A recent research has issued grim warnings about the wellbeing of thousands of girls in Uganda, as repeat adolescent births fail to drop in nearly three decades.
A repeat adolescent birth is the second or more pregnancy ending in a live birth before the age of 20 years. According to a study conducted by Dr Dinah Amongin, a THRiVE (Training of Health Researchers into Vocational Excellence) PhD scholar, three in every 10 (31%) adolescent girls aged 15-19 have begun child bearing in eastern Uganda and over half of these will go on to have second births before 20 years.
Her study, 'Understanding trends and trajectories of repeat adolescent birth in Uganda' sought the motivators and circumstances for repeat adolescent births in the eastern districts of Soroti and Katakwi.
She will disseminate the findings of her study at a press conference to be held on September 16 2021 at Makerere University's College of Health Sciences.
Following an analysis of retrospective data from the Uganda Demographic and Health Surveys (UDHS) of 1988, 1995, 2000, 2006, 2011 and 2016, Dr Amongin found that among women aged 20-24 years for whom the first birth occurred before the age of 18 years, the percentage reporting a repeat birth before 20 years has remained almost stable for 28 years
(58.9% in 1988/1989, 55.6% in 2016).

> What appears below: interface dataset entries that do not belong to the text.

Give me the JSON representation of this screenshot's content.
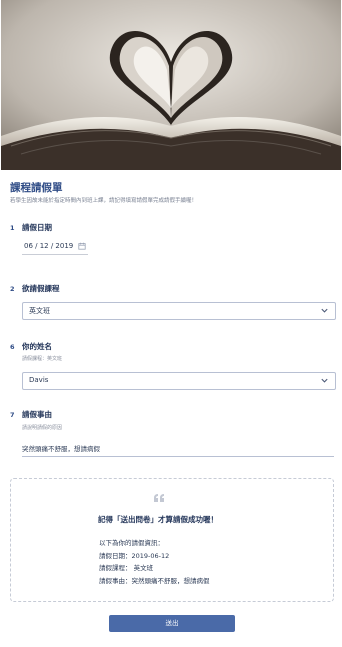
{
  "form": {
    "title": "課程請假單",
    "description": "若學生因故未能於指定時間內到班上課，請記得填寫請假單完成請假手續喔！"
  },
  "questions": [
    {
      "number": "1",
      "label": "請假日期",
      "value": "06 / 12 / 2019"
    },
    {
      "number": "2",
      "label": "欲請假課程",
      "value": "英文班"
    },
    {
      "number": "6",
      "label": "你的姓名",
      "sub": "請假課程：英文班",
      "value": "Davis"
    },
    {
      "number": "7",
      "label": "請假事由",
      "sub": "請說明請假的原因",
      "value": "突然頭痛不舒服，想請病假"
    }
  ],
  "result": {
    "title": "記得「送出問卷」才算請假成功喔！",
    "lines": [
      "以下為你的請假資訊：",
      "請假日期：2019-06-12",
      "請假課程： 英文班",
      "請假事由：突然頭痛不舒服，想請病假"
    ]
  },
  "submit_label": "送出",
  "colors": {
    "accent": "#4a6aa8",
    "title": "#2f4c86"
  },
  "icons": {
    "date": "calendar-icon",
    "select": "chevron-down-icon",
    "quote": "quote-icon"
  }
}
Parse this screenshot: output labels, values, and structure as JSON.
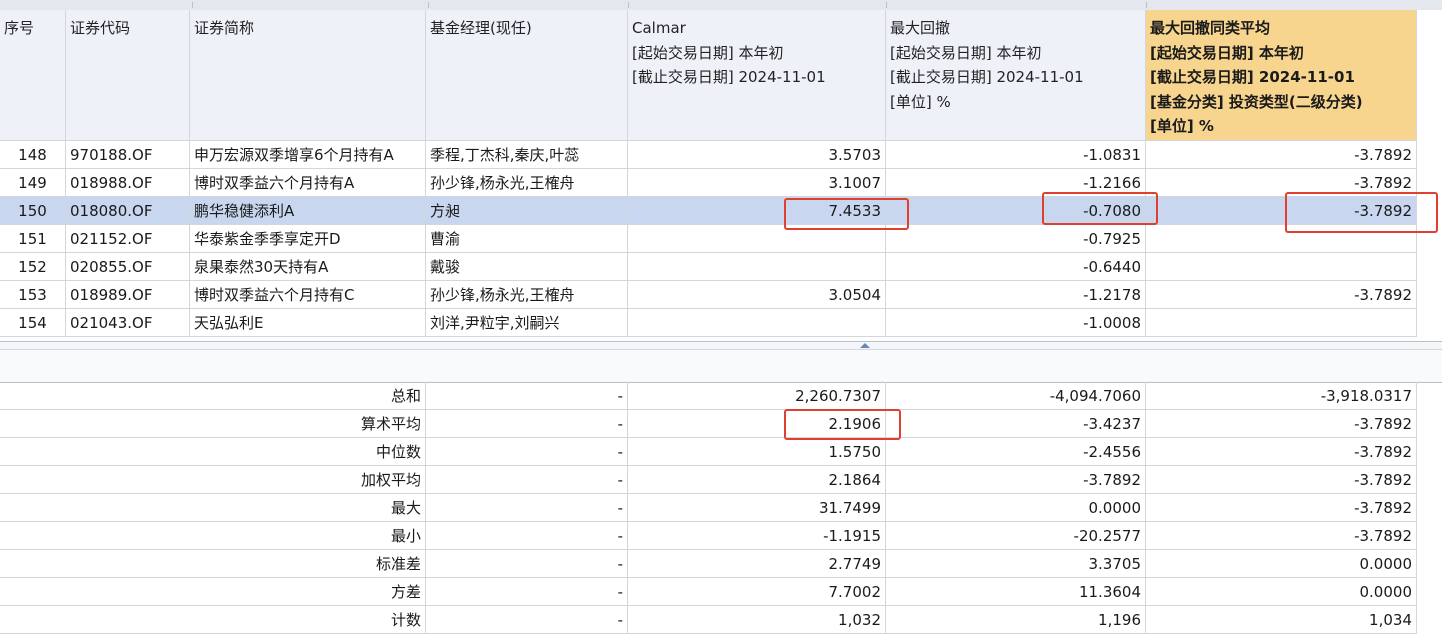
{
  "columns": {
    "seq": "序号",
    "code": "证券代码",
    "name": "证券简称",
    "manager": "基金经理(现任)",
    "calmar": [
      "Calmar",
      "[起始交易日期] 本年初",
      "[截止交易日期] 2024-11-01"
    ],
    "maxdd": [
      "最大回撤",
      "[起始交易日期] 本年初",
      "[截止交易日期] 2024-11-01",
      "[单位] %"
    ],
    "maxdd_avg": [
      "最大回撤同类平均",
      "[起始交易日期] 本年初",
      "[截止交易日期] 2024-11-01",
      "[基金分类] 投资类型(二级分类)",
      "[单位] %"
    ]
  },
  "rows": [
    {
      "seq": "148",
      "code": "970188.OF",
      "name": "申万宏源双季增享6个月持有A",
      "manager": "季程,丁杰科,秦庆,叶蕊",
      "calmar": "3.5703",
      "maxdd": "-1.0831",
      "maxdd_avg": "-3.7892"
    },
    {
      "seq": "149",
      "code": "018988.OF",
      "name": "博时双季益六个月持有A",
      "manager": "孙少锋,杨永光,王榷舟",
      "calmar": "3.1007",
      "maxdd": "-1.2166",
      "maxdd_avg": "-3.7892"
    },
    {
      "seq": "150",
      "code": "018080.OF",
      "name": "鹏华稳健添利A",
      "manager": "方昶",
      "calmar": "7.4533",
      "maxdd": "-0.7080",
      "maxdd_avg": "-3.7892",
      "selected": true
    },
    {
      "seq": "151",
      "code": "021152.OF",
      "name": "华泰紫金季季享定开D",
      "manager": "曹渝",
      "calmar": "",
      "maxdd": "-0.7925",
      "maxdd_avg": ""
    },
    {
      "seq": "152",
      "code": "020855.OF",
      "name": "泉果泰然30天持有A",
      "manager": "戴骏",
      "calmar": "",
      "maxdd": "-0.6440",
      "maxdd_avg": ""
    },
    {
      "seq": "153",
      "code": "018989.OF",
      "name": "博时双季益六个月持有C",
      "manager": "孙少锋,杨永光,王榷舟",
      "calmar": "3.0504",
      "maxdd": "-1.2178",
      "maxdd_avg": "-3.7892"
    },
    {
      "seq": "154",
      "code": "021043.OF",
      "name": "天弘弘利E",
      "manager": "刘洋,尹粒宇,刘嗣兴",
      "calmar": "",
      "maxdd": "-1.0008",
      "maxdd_avg": ""
    }
  ],
  "summary": [
    {
      "label": "总和",
      "manager": "-",
      "calmar": "2,260.7307",
      "maxdd": "-4,094.7060",
      "maxdd_avg": "-3,918.0317"
    },
    {
      "label": "算术平均",
      "manager": "-",
      "calmar": "2.1906",
      "maxdd": "-3.4237",
      "maxdd_avg": "-3.7892"
    },
    {
      "label": "中位数",
      "manager": "-",
      "calmar": "1.5750",
      "maxdd": "-2.4556",
      "maxdd_avg": "-3.7892"
    },
    {
      "label": "加权平均",
      "manager": "-",
      "calmar": "2.1864",
      "maxdd": "-3.7892",
      "maxdd_avg": "-3.7892"
    },
    {
      "label": "最大",
      "manager": "-",
      "calmar": "31.7499",
      "maxdd": "0.0000",
      "maxdd_avg": "-3.7892"
    },
    {
      "label": "最小",
      "manager": "-",
      "calmar": "-1.1915",
      "maxdd": "-20.2577",
      "maxdd_avg": "-3.7892"
    },
    {
      "label": "标准差",
      "manager": "-",
      "calmar": "2.7749",
      "maxdd": "3.3705",
      "maxdd_avg": "0.0000"
    },
    {
      "label": "方差",
      "manager": "-",
      "calmar": "7.7002",
      "maxdd": "11.3604",
      "maxdd_avg": "0.0000"
    },
    {
      "label": "计数",
      "manager": "-",
      "calmar": "1,032",
      "maxdd": "1,196",
      "maxdd_avg": "1,034"
    }
  ],
  "colors": {
    "header_bg": "#eef2f8",
    "highlight_header_bg": "#f7d58e",
    "selected_row_bg": "#c8d6ef",
    "annotation_red": "#e0402f"
  }
}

This is despite the fact that teenage pregnancy rates have fallen from 41.7% in 1988 to 28.4% in 2016. The statistics imply that teen mothers' subsequent births account for one out of five teen births in Uganda.

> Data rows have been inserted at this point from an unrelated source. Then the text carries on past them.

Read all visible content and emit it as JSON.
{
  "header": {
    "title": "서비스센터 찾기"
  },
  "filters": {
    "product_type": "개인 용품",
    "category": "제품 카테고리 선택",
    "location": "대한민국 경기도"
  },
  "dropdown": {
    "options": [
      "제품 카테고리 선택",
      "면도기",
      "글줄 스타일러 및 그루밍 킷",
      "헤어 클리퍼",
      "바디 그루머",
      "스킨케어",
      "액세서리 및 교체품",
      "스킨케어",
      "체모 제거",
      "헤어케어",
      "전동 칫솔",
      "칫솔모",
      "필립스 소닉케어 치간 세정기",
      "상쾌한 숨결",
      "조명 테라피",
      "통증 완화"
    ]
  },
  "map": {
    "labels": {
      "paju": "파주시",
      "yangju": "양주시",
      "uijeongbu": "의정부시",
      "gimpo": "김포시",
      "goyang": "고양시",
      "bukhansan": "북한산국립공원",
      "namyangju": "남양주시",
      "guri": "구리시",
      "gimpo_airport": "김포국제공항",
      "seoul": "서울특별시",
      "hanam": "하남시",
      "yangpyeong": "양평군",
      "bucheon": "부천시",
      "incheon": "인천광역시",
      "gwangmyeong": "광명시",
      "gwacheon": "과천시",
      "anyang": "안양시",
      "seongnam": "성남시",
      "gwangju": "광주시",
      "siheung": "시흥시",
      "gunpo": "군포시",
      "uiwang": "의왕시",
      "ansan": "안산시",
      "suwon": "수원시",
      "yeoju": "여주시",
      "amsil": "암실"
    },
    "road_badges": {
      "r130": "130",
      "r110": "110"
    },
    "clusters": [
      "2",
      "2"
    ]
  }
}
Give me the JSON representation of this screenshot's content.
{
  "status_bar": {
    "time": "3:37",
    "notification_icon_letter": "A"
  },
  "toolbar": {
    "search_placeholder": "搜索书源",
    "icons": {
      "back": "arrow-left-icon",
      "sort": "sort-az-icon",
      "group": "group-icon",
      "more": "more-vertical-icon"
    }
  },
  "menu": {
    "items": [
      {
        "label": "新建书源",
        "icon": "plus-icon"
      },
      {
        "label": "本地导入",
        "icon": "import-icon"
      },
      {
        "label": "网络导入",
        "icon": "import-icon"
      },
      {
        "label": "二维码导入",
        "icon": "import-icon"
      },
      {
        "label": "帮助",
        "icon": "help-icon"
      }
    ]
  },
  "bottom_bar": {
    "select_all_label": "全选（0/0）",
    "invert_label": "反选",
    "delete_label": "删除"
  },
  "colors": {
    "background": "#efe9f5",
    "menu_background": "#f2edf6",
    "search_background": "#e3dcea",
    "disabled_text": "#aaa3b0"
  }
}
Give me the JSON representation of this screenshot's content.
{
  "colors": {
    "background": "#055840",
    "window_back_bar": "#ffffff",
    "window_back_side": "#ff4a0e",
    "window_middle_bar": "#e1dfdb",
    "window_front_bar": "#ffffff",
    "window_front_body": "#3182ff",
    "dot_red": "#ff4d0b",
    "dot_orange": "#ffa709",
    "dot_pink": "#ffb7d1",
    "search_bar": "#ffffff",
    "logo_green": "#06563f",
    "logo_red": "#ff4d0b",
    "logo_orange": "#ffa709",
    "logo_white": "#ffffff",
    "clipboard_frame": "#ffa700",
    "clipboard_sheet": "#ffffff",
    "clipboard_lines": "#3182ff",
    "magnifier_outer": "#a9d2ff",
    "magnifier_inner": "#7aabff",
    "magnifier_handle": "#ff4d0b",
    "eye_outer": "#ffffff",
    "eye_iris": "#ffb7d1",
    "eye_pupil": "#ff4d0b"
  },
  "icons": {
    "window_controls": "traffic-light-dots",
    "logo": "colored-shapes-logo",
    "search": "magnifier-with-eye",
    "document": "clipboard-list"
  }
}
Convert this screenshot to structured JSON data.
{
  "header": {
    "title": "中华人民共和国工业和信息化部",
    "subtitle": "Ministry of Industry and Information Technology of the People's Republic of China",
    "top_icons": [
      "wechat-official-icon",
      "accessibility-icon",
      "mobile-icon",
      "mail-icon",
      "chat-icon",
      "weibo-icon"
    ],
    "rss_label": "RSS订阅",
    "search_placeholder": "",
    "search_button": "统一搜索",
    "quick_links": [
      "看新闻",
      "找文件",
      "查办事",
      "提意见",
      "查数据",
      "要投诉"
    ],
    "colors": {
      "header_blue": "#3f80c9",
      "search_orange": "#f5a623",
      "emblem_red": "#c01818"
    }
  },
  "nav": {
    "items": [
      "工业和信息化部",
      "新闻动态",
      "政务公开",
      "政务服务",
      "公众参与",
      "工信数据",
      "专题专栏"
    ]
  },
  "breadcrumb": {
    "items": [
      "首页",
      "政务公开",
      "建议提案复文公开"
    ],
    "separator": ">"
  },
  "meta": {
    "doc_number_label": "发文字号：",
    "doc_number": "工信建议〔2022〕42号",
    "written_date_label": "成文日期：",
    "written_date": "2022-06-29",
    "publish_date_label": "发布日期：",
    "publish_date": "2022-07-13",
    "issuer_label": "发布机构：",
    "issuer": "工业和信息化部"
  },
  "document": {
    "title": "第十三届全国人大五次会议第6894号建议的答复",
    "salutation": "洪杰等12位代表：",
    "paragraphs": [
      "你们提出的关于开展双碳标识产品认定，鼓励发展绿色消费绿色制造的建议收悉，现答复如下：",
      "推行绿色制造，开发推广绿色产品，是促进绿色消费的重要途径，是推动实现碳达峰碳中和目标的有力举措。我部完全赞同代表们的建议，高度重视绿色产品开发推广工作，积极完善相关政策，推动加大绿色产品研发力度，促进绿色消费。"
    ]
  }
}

Moreover, teen mothers with rapid subsequent births have more births than teen mothers who postpone the birth of another child.
"Girls who have had a repeat adolescent birth are likely to have up to seven children in life compared to those who have had one child who may have four children in life and those with no birth before 18 who have an average of five," Dr Amongin says.
Consequently, girls who have a second birth before 20 years are at a greater risk of school discontinuation, greater likelihood of poverty and impaired health for the baby.
Dr. Amongin identifies extreme house- hold poverty characterized by peasantry, alcohol abuse and large families as an overarching predictor for the decisions that resulted in the first and subsequently repeat adolescent birth.
She suggests that government, healthcare providers and communities alleviate household poverty and domestic violence; implement a school continuation policy and strengthen legislation against early marriage as some of the prevention measures.